- Position ABM as a company-wide growth strategy, not a marketing initiative
- Develop ABM talent and create a formal career path for ABM-ers
- Strengthen collaboration with sales and integrate marketing into the account planning process
- Centralize ABM program management; standardization is key to program maturity and impact
- Measure and report across the three Rs: reputation, relationships, and revenue
What came as a surprise is what they are NOT doing. We found that ABM leaders do not:
- Spend more money on ABM. The research shows that ABM leaders dedicate 28% of their budget to ABM; all other respondents report spending 27% of their budget on ABM

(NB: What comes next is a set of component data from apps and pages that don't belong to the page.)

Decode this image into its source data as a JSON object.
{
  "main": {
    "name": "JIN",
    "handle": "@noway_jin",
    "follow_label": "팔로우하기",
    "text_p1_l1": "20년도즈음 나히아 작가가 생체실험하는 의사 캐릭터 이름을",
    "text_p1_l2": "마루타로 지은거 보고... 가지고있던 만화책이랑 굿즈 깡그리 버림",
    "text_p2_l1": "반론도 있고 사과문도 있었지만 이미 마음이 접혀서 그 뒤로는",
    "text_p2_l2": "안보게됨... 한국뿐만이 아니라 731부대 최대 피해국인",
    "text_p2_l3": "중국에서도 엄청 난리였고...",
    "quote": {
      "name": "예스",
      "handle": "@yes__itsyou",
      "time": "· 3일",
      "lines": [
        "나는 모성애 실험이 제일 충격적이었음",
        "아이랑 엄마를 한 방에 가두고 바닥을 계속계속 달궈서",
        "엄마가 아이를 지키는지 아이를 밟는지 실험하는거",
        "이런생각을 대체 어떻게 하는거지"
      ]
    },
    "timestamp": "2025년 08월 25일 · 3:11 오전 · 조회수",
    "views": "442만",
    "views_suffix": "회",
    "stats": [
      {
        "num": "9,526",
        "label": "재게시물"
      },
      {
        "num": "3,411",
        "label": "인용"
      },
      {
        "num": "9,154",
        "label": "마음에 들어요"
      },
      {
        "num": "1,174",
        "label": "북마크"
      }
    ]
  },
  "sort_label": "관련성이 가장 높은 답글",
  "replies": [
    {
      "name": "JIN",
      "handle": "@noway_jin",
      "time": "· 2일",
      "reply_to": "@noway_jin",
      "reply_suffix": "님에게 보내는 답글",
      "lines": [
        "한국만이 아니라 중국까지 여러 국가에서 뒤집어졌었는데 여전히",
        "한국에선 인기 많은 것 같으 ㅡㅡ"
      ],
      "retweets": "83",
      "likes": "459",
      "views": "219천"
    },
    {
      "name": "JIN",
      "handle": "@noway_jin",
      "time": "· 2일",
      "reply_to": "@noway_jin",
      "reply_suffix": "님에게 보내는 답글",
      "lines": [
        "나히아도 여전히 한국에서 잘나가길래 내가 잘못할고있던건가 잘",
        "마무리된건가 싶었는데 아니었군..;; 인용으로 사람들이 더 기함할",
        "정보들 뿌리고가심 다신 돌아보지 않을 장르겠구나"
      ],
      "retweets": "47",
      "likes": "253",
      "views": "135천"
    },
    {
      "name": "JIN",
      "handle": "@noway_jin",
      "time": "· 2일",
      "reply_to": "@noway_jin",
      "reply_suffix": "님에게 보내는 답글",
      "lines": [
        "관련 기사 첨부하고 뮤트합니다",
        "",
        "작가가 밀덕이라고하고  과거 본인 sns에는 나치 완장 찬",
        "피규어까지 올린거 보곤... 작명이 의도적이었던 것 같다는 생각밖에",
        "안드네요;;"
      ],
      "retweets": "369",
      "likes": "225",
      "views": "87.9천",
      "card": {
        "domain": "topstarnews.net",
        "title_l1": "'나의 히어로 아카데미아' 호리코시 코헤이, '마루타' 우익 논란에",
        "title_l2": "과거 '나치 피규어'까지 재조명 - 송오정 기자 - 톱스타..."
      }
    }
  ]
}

- Deploy different types of ABM. Both mature and emerging ABM programs employ a blend of ABM or targeted marketing, including One-to-One, One-to-Few, and One-to-Many ABM as well as Deal-Based Marketing
- Use different marketing tactics. While the research shows slight differences in top preference for tactics, all ABM programs leverage account-specific content, executive-to-executive programs, webinars and virtual events, microsites, paid social media, and email marketing
- Take a different approach to staffing. When asked for their top approaches to attaining ABM skills and talent, nearly every respondent had the same responses. They:
- Train existing marketers
- Hire from outside the company
- Outsource to agencies
- Hire from within the company, but outside of marketing
- Use interim staff or consultants
Looking at these Do’s and Don’ts more closely, it’s apparent that the difference between ABM leaders and the rest of the pack isn’t necessarily what ABM-ers do, but more about how they approach their programs.
To see the results of the ABM Benchmarking Study, download the free report, Embedding ABM: Next Steps for Market Leadership. If you’d like to hear Julie Schwartz, Donna Thach, and Robert Hollier explain the results and bring them to life with case study examples, watch the How ABM Leaders are Driving Business Growth webcast [free to members; available at a nominal cost to non-members].
Do's and Don'ts of building a successful strategic ABM Program, based on results from the annual Account-Based Marketing benchmark study.